Tonight is the 102nd anniversary of the sinking of the Titanic – and the incredible loss of life that involved. I don’t as a general rule post my own work here but I began this on the centenary and it’s taken me a full two years to get it to this version. Just wanted to share it as my own commemoration. May peace and rest be with all those touched by the disaster.
What makes a nation great? A time, a place, or scale?
Chiron’s workshop reconstructed, imagined furnaces that worked
to make the hardest substances malleable. Massive cranes seen
against the city skyline out into the harbour are a constant reminder.
Stories told of enough rivets to make the helix of a glittering galaxy –
diamond sequins in a debutante’s spotless gown.
There is a line, when crossed, that changes work from labour
to a symbol of pride to all involved. We can say ‘I was part of it’
and being part of that dream of something great gives life meaning.
I first encountered it at Cobh, then known as Queensland,
looking across the water with no view of anything beyond here.
Transatlantic voices calling back through time – inviting me over.
A little after Easter with all its promise of rise not failure.
The groups of keening relatives on the quayside distracted
by being part of the legend that takes away their loved ones.
On her way to embark an ageing Irish lady loses
her rosary, knows that it is an omen. Even before
the ship pulls out into open water her empty hands grieve
for the missing line of white beads she longs to cling to.
A silence at Ellis Island. The panic of those who have booked
their passage on the return voyage who must wait now

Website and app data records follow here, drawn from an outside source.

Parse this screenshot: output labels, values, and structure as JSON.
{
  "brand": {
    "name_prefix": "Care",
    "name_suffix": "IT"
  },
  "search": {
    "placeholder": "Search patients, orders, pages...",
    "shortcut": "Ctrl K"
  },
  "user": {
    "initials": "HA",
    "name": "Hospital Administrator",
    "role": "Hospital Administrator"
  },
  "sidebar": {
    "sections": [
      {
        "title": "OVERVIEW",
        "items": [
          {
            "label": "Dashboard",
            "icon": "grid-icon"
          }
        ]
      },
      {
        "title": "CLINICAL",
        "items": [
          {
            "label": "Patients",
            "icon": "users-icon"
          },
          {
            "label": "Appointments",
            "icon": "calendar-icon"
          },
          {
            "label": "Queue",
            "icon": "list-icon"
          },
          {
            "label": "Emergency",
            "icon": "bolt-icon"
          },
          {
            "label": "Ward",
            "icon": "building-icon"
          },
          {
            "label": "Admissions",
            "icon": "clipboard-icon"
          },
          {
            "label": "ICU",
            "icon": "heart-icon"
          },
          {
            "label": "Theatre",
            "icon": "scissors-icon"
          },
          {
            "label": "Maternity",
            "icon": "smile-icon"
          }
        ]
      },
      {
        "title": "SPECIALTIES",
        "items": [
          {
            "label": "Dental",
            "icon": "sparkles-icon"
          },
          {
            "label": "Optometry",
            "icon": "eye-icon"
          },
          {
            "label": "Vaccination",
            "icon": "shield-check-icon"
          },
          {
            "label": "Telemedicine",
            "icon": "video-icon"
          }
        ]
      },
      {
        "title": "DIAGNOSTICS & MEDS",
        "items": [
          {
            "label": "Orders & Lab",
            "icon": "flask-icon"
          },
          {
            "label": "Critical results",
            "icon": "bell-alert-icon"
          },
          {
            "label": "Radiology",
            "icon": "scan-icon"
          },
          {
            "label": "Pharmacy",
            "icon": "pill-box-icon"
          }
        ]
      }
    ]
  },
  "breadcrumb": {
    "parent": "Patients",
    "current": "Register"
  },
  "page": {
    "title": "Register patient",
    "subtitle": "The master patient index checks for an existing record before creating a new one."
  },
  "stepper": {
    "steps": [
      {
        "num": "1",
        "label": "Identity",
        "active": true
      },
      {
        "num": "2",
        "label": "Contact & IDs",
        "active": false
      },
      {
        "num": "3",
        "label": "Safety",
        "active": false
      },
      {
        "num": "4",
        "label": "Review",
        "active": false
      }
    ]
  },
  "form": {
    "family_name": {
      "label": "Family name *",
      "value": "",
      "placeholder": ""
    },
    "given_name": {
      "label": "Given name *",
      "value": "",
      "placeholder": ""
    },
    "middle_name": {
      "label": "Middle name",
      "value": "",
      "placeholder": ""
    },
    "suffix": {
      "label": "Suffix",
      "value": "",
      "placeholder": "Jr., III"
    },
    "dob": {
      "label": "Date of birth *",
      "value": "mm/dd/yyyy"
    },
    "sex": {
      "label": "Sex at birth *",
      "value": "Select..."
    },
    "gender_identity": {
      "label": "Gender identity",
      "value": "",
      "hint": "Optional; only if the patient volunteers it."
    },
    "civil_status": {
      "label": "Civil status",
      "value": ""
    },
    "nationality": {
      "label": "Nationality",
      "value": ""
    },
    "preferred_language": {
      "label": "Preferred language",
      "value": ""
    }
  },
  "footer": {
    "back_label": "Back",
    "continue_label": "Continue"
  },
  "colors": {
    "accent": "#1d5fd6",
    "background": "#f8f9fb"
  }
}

for new arrangements to traverse those same straits
or, in their terror, face the prospect of never again coming home.
Cold is the final force to be reckoned with. A calm, clear night at sea,
white wall obscured by the darkness, the stars visible to those
who have strength to look up from their strips of crafted interior.
The pain passes quickly into numbness, that last flash
of supernatural heat and then slumber. A jug being filled
from a barrel of water gains weight, buoyancy is lost –
ship and people go down to the bottom of the ocean.
On the ocean floor it rests – the fabled Titan of the sea –
held down by the weight of water, battered by its currents.
Rusticles, one-by-one, have built a kind of museum case around it.
Queues are discouraged from forming here in case
they hasten nature’s continuing work of decomposition.
Asterisk – a water molecule – how many of these
does it take to make ice? Or an iceberg – blue white –
adrift in a place between Arctic and thaw?
A further rise in temperature and it is no longer.
Asterisk – a rust particle, amongst a community
of microbes and bacteria, bound together to form
what looks like an icicle, except instead of holding fast
they are working towards disintegration.
Asterisk – white, star-shaped, intermittent
in the vertical lines of passenger names listed
in an exhibition at the Down County Museum.
The legend says these indicate
those who survived the disaster.
Olive Broderick 2012/2014